Reconciliation was designed to balance the federal budget. Both parties have used the process, but only when the bills in question stuck close to dealing with the budget. In instances in which other substantive legislation was included, the legislation had significant bipartisan support.
Now, on its face, that seems rather odd. Reconciliation has been used for non-budgetary matters, Hatch argued, but only when the legislation enjoyed “significant” bipartisan support. But if the bills had “significant” bipartisan support, why couldn’t they be passed through regular order? Why bother with limiting votes to majority rule if there’s already plenty of support?
Among the odder arguments Republicans are making against the reconciliation process is that the process should only be used for bipartisan bills, and since they refuse to vote for health-care reform, Democrats can’t give their package of fixes an up-or-down vote.
But reconciliation hasn’t been limited to bipartisan bills. Here’s the recent record: The 1995 Balanced Budget Act was passed in reconciliation. The final vote was 52 to 47. The 2001 Bush Tax Cut was passed in reconciliation. The final vote was 58 to 33. The 2003 Bush Tax Cut was passed in reconciliation. The final vote was 50 to 50, with Dick Cheney casting the tie-breaking vote. The 2005 Deficit Reduction Act was also passed in reconciliation with a 50 to 50 vote and a Cheney intervention. The 2006 Tax Relief Extensions Act was passed in reconciliation. The final vote was 54 to 44.

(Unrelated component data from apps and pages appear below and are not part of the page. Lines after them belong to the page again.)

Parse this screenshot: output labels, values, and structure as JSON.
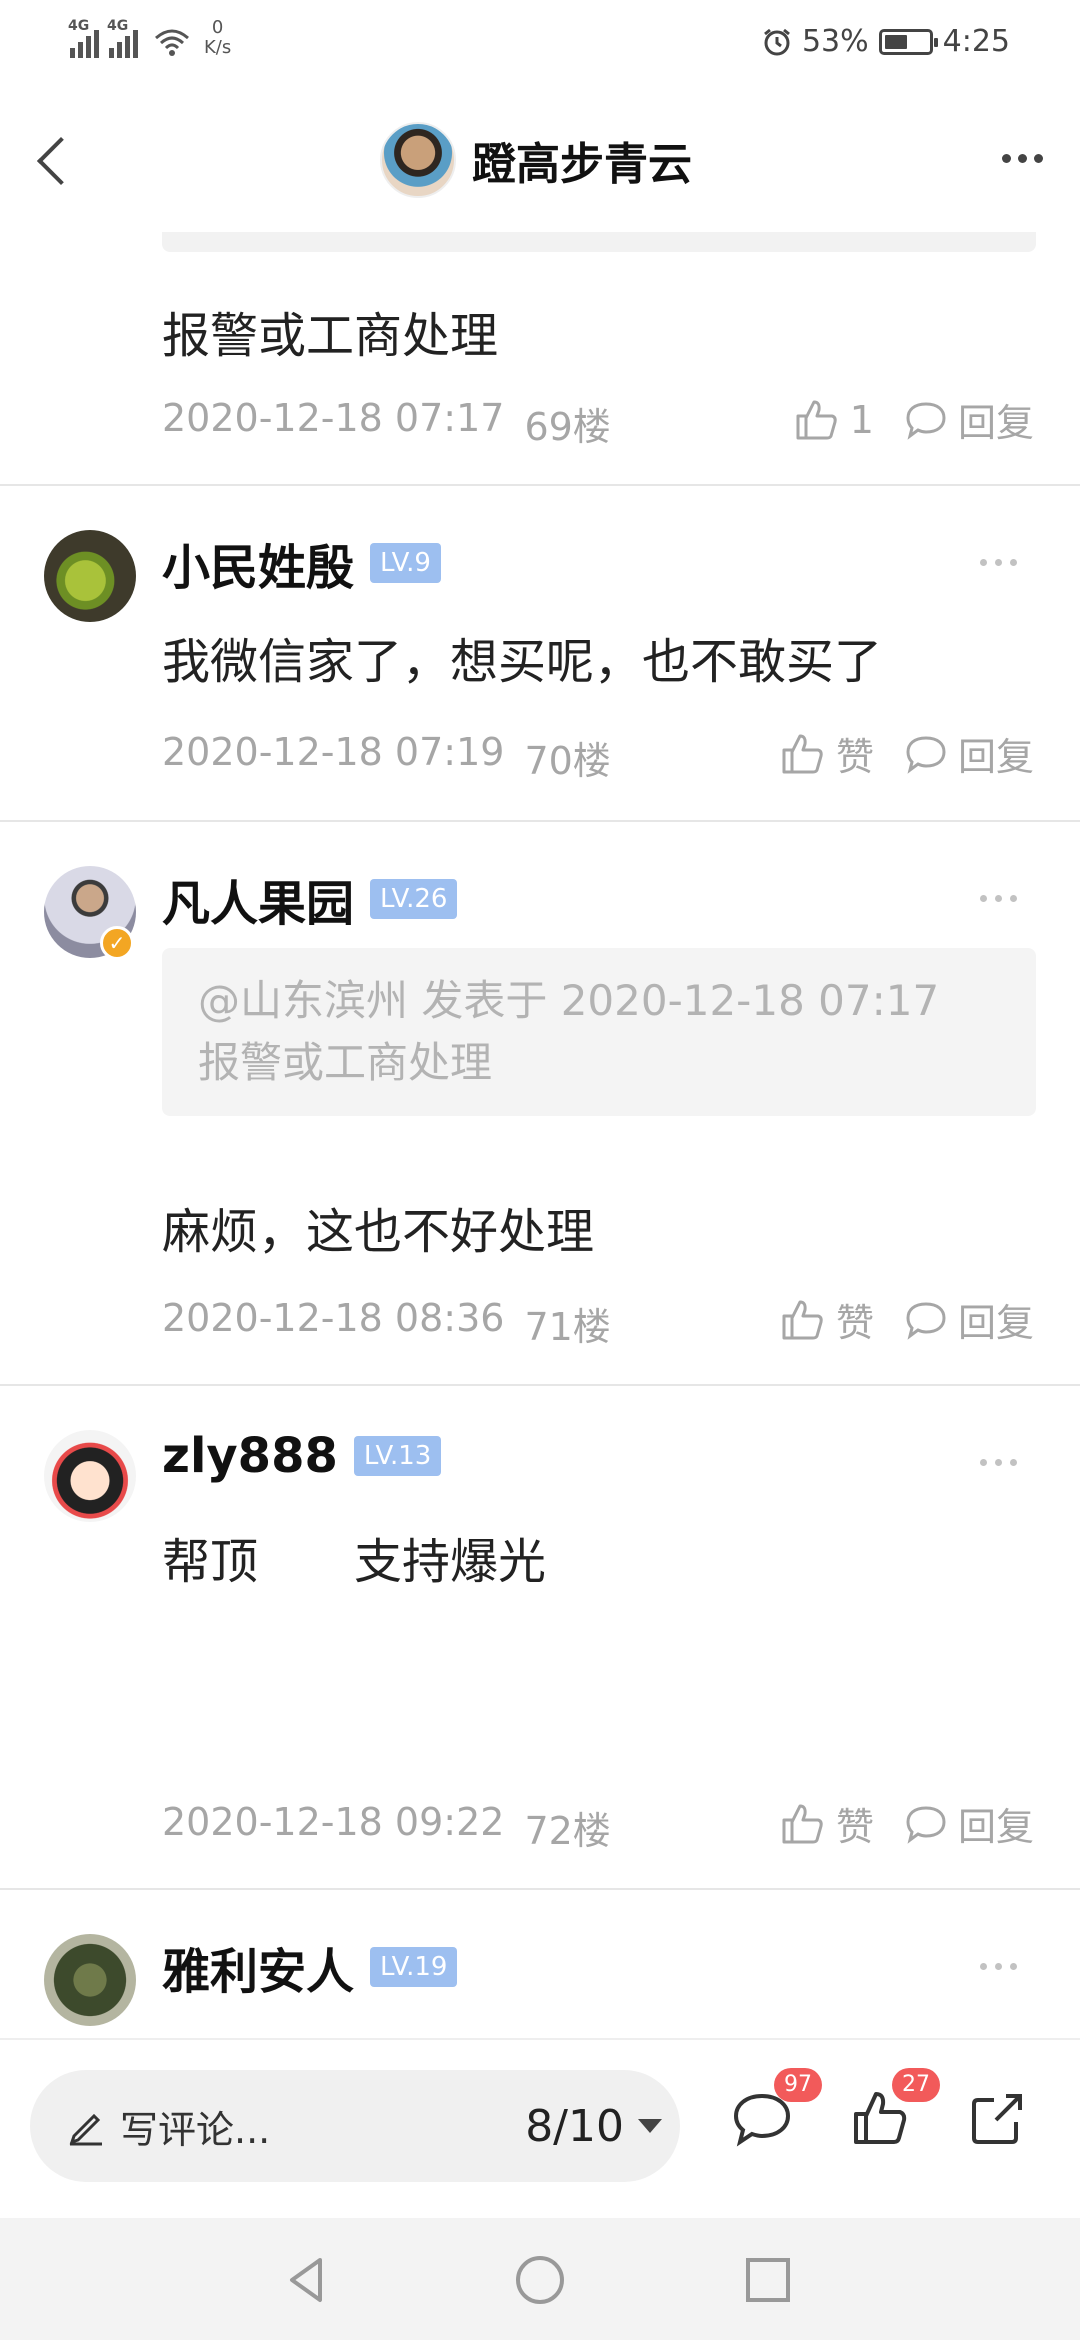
{
  "status_bar": {
    "signal_1": "4G",
    "signal_2": "4G",
    "net_speed_value": "0",
    "net_speed_unit": "K/s",
    "battery": "53%",
    "time": "4:25",
    "icons": [
      "signal-icon",
      "wifi-icon",
      "alarm-icon",
      "battery-icon"
    ]
  },
  "header": {
    "title": "蹬高步青云",
    "icons": [
      "back-icon",
      "more-icon"
    ]
  },
  "comments": [
    {
      "text": "报警或工商处理",
      "date": "2020-12-18 07:17",
      "floor": "69楼",
      "like_label": "1",
      "reply_label": "回复"
    },
    {
      "username": "小民姓殷",
      "level": "LV.9",
      "text": "我微信家了，想买呢，也不敢买了",
      "date": "2020-12-18 07:19",
      "floor": "70楼",
      "like_label": "赞",
      "reply_label": "回复"
    },
    {
      "username": "凡人果园",
      "level": "LV.26",
      "quote_header": "@山东滨州 发表于 2020-12-18 07:17",
      "quote_text": "报警或工商处理",
      "text": "麻烦，这也不好处理",
      "date": "2020-12-18 08:36",
      "floor": "71楼",
      "like_label": "赞",
      "reply_label": "回复"
    },
    {
      "username": "zly888",
      "level": "LV.13",
      "text": "帮顶　　支持爆光",
      "date": "2020-12-18 09:22",
      "floor": "72楼",
      "like_label": "赞",
      "reply_label": "回复"
    },
    {
      "username": "雅利安人",
      "level": "LV.19"
    }
  ],
  "bottom_bar": {
    "placeholder": "写评论...",
    "page": "8/10",
    "comment_count": "97",
    "like_count": "27",
    "icons": [
      "pencil-icon",
      "comment-icon",
      "like-icon",
      "share-icon"
    ]
  },
  "nav_bar": {
    "icons": [
      "back-triangle-icon",
      "home-circle-icon",
      "recents-square-icon"
    ]
  },
  "colors": {
    "level_badge": "#9dbff0",
    "count_badge": "#f25a5a",
    "meta_text": "#a6a6a6"
  }
}
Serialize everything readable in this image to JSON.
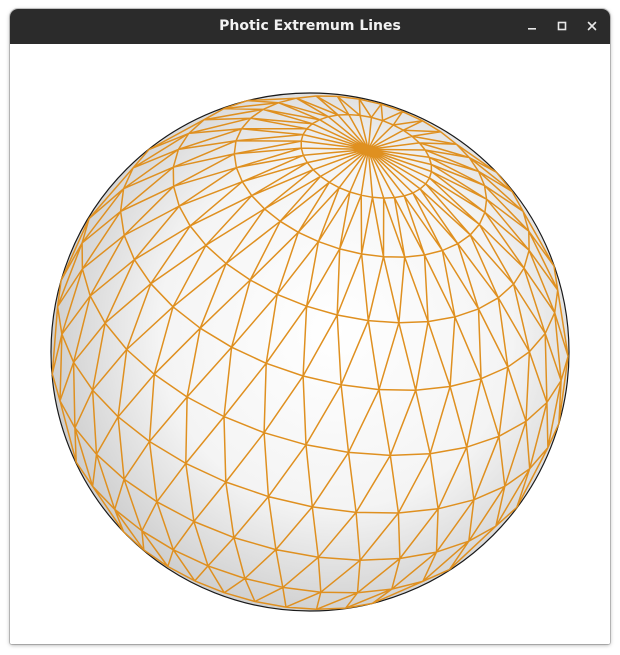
{
  "window": {
    "title": "Photic Extremum Lines"
  },
  "titlebar_buttons": {
    "minimize_icon": "minimize-icon",
    "maximize_icon": "maximize-icon",
    "close_icon": "close-icon"
  },
  "viewport": {
    "object": "sphere-mesh",
    "line_color": "#df9020",
    "shade_center": "#ffffff",
    "shade_edge": "#c4c4c4",
    "background": "#ffffff"
  }
}
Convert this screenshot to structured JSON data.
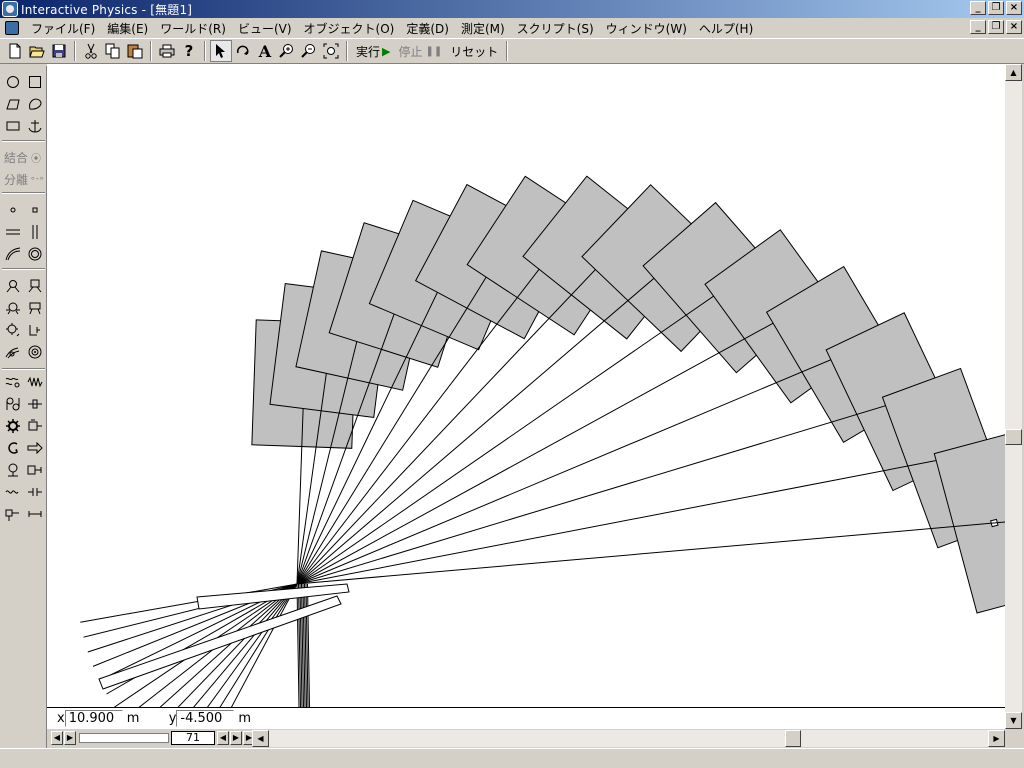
{
  "window": {
    "title": "Interactive Physics - [無題1]",
    "minimize": "_",
    "restore": "❐",
    "close": "×"
  },
  "menu": {
    "items": [
      {
        "label": "ファイル(F)"
      },
      {
        "label": "編集(E)"
      },
      {
        "label": "ワールド(R)"
      },
      {
        "label": "ビュー(V)"
      },
      {
        "label": "オブジェクト(O)"
      },
      {
        "label": "定義(D)"
      },
      {
        "label": "測定(M)"
      },
      {
        "label": "スクリプト(S)"
      },
      {
        "label": "ウィンドウ(W)"
      },
      {
        "label": "ヘルプ(H)"
      }
    ]
  },
  "toolbar": {
    "run_label": "実行",
    "stop_label": "停止",
    "reset_label": "リセット",
    "text_tool_glyph": "A",
    "help_glyph": "?"
  },
  "palette": {
    "join_label": "結合",
    "split_label": "分離"
  },
  "coords": {
    "x_label": "x",
    "x_value": "10.900",
    "x_unit": "m",
    "y_label": "y",
    "y_value": "-4.500",
    "y_unit": "m"
  },
  "playback": {
    "frame": "71"
  },
  "colors": {
    "title_bar_start": "#0a246a",
    "title_bar_end": "#a6caf0",
    "chrome": "#d4d0c8",
    "body_fill": "#c0c0c0",
    "canvas": "#ffffff"
  }
}
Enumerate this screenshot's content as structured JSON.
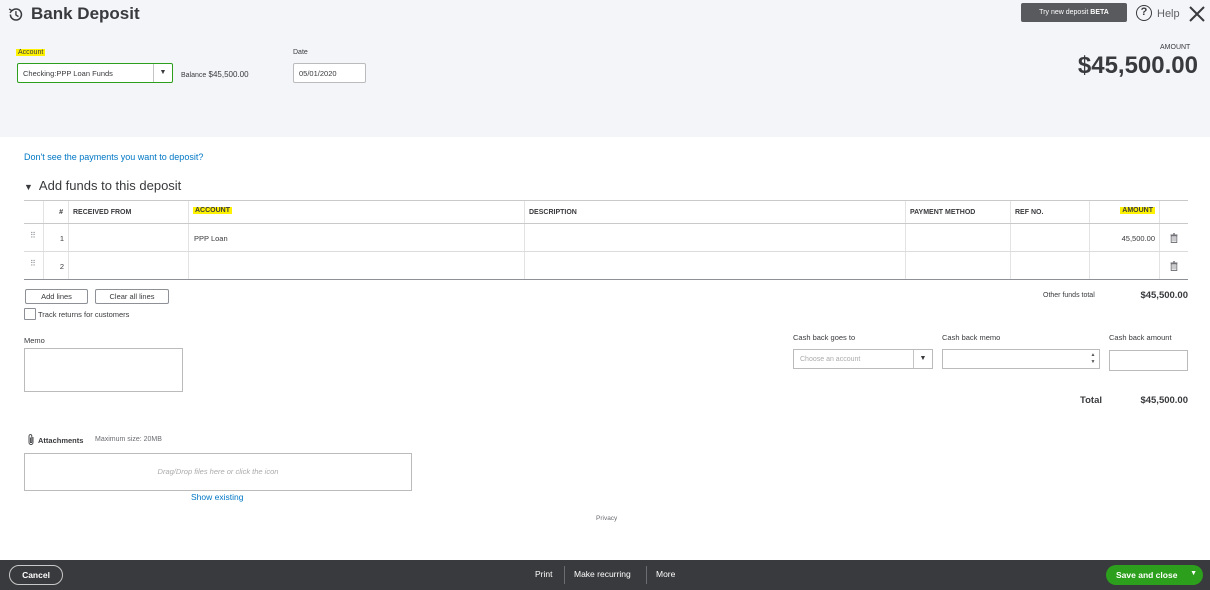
{
  "header": {
    "title": "Bank Deposit",
    "try_new_prefix": "Try new deposit",
    "try_new_badge": "BETA",
    "help_label": "Help",
    "account_label": "Account",
    "account_value": "Checking:PPP Loan Funds",
    "balance_label": "Balance",
    "balance_value": "$45,500.00",
    "date_label": "Date",
    "date_value": "05/01/2020",
    "amount_label": "AMOUNT",
    "amount_value": "$45,500.00"
  },
  "deposit": {
    "dont_see_link": "Don't see the payments you want to deposit?",
    "section_title": "Add funds to this deposit",
    "columns": {
      "num": "#",
      "received_from": "RECEIVED FROM",
      "account": "ACCOUNT",
      "description": "DESCRIPTION",
      "payment_method": "PAYMENT METHOD",
      "ref_no": "REF NO.",
      "amount": "AMOUNT"
    },
    "rows": [
      {
        "num": "1",
        "received_from": "",
        "account": "PPP Loan",
        "description": "",
        "payment_method": "",
        "ref_no": "",
        "amount": "45,500.00"
      },
      {
        "num": "2",
        "received_from": "",
        "account": "",
        "description": "",
        "payment_method": "",
        "ref_no": "",
        "amount": ""
      }
    ],
    "add_lines": "Add lines",
    "clear_all_lines": "Clear all lines",
    "other_funds_total_label": "Other funds total",
    "other_funds_total_value": "$45,500.00",
    "track_returns_label": "Track returns for customers"
  },
  "memo": {
    "label": "Memo"
  },
  "cashback": {
    "goes_to_label": "Cash back goes to",
    "goes_to_placeholder": "Choose an account",
    "memo_label": "Cash back memo",
    "amount_label": "Cash back amount"
  },
  "totals": {
    "total_label": "Total",
    "total_value": "$45,500.00"
  },
  "attachments": {
    "label": "Attachments",
    "max_size": "Maximum size: 20MB",
    "drop_hint": "Drag/Drop files here or click the icon",
    "show_existing": "Show existing"
  },
  "privacy": "Privacy",
  "footer": {
    "cancel": "Cancel",
    "print": "Print",
    "make_recurring": "Make recurring",
    "more": "More",
    "save_and_close": "Save and close"
  },
  "colors": {
    "accent_green": "#2ca01c",
    "link_blue": "#0077c5",
    "highlight": "#fff200",
    "footer_bg": "#393a3d"
  }
}
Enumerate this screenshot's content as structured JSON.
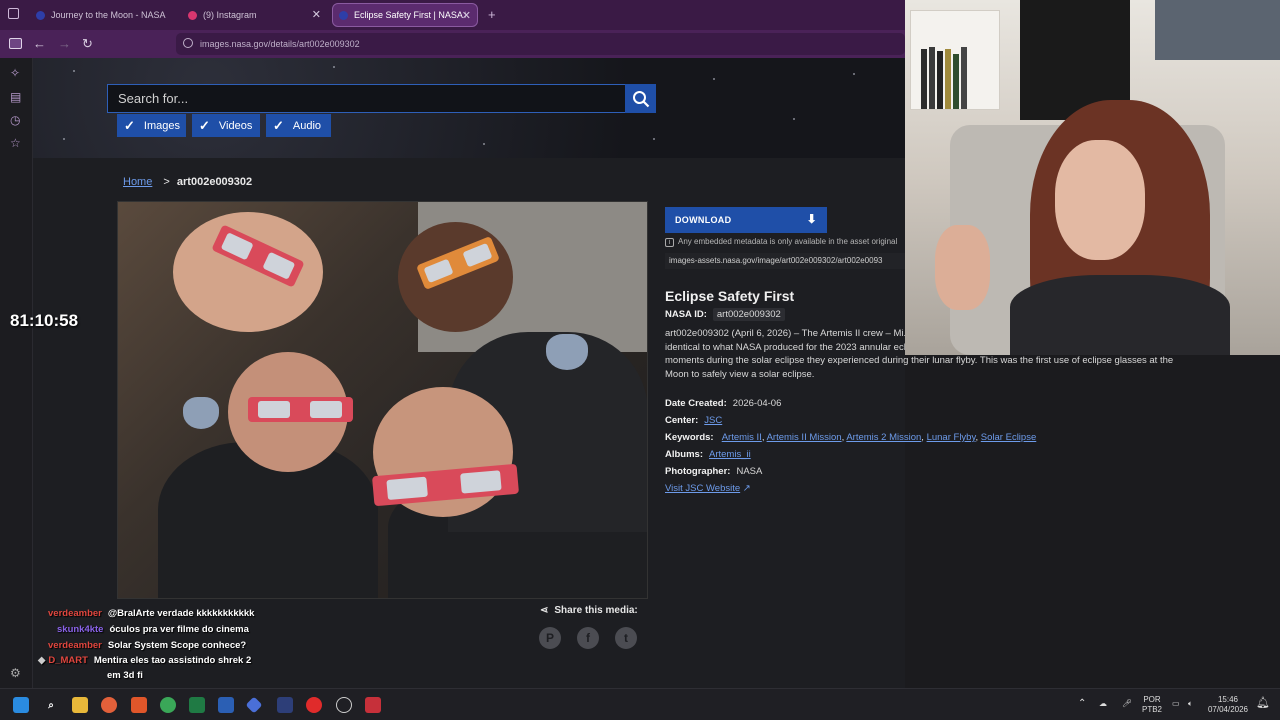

After reading this, I tried to think of a single Republican talking point related to the health care reform debate that was accurate and fair. I honestly couldn’t think of one.